# Numerical Integration

## Presentation on theme: "Numerical Integration"— Presentation transcript:

Numerical Integration
Lecture 8 Chapter 7 Numerical Integration

Integration Indefinite Integrals Definite Integrals
Indefinite Integrals of a function are functions that differ from each other by a constant. Definite Integrals Definite Integrals are numbers.

Why Numerical Integration?
Very often, the function f(x) to differentiate or the integrand to integrate is too complex to derive exact analytical solutions. In most cases in engineering, the function f(x) is only available in a tabulated form with values known only at discrete points. Numerical Solution

Numerical Integration
The general form of numerical integration of a function f (x) over some interval [a, b] is a weighted sum of the function values at a finite number (n) of sample points (nodes), referred to as ‘quadrature’:

One interpretation of the definite integral is
Integral = area under the curve f(x) a b

Newton-Cotes Integration
Common numerical integration scheme Based on the strategy of replacing a complicated function or tabulated data with some approximating function that is easy to integrate Pn(x) is an nth order polynomial

Trapezoidal Rule Corresponds to the case where the polynomial is a first order F(b) h F(a)

From the trapezoidal rule we can obtain for the total area of (n-1) intervals
where there are n equally spaced base points.

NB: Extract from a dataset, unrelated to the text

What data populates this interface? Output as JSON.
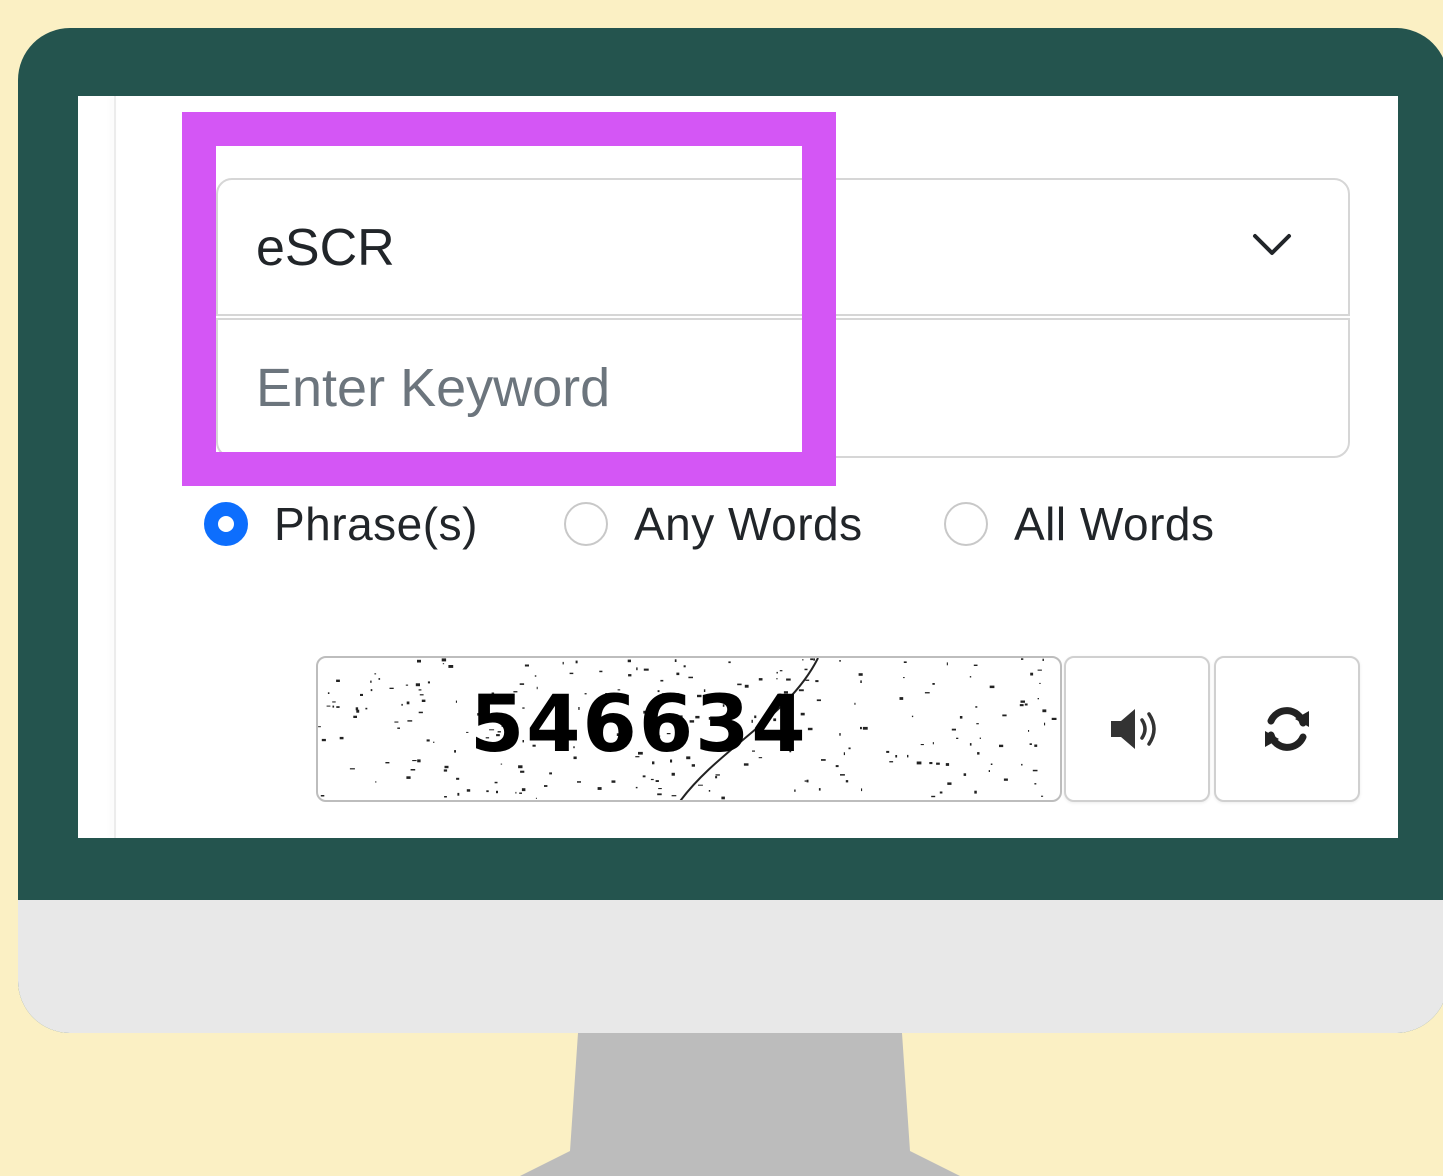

Error Estimate in the trapezoidal rule
It can be obtained by integrating the interpolation error we defined in previous chapter for Lagrange polynomial as

Example

1

2 1 1 1/2 1 1 1 2 2 2 1/4 1/2 3/4 1

Remark 1: in this example instead of re-computation of some function values when h is changed to h/2 we observe that

Simpson’s Rules Simpson’s 1/3 rule can be obtained by passing a parabolic interpolant through three adjacent nodes. The area under the parabola is

1 4 2 f(x1), f(xn) f(x2), f(x4), f(x6),.. f(x3), f(x5), f(x7),..
To obtain the total area of (n-1) even intervals we apply the following general Simpson’s 1/3 rule Note: f(x1), f(xn) 1 f(x2), f(x4), f(x6),.. 4 f(x3), f(x5), f(x7),.. 2

Remark 2: Simpson’s 1/3 rule requires the number of intervals to be even. If this condition is not satisfied, we can integrate over the first (or last) three intervals with Simpson’s 3/8 rule which can be obtained by passing a cubic interpolant through four adjacent nodes, and defined by The error in the Simpson’s rule is

Simpson’s 3/8 rule Simpson’s 1/3 rule Because the number of panels is odd, we compute the integral over the first three intervals by Simpson’s 3/8 rule, and use the 1/3 rule for the last two intervals:

To be continued in Lecture 9
Summary Newton Cotes formulae for Numerical integration. Trapezoidal Rule Simpson’s Rules. Romberg Integration Double Integrals To be continued in Lecture 9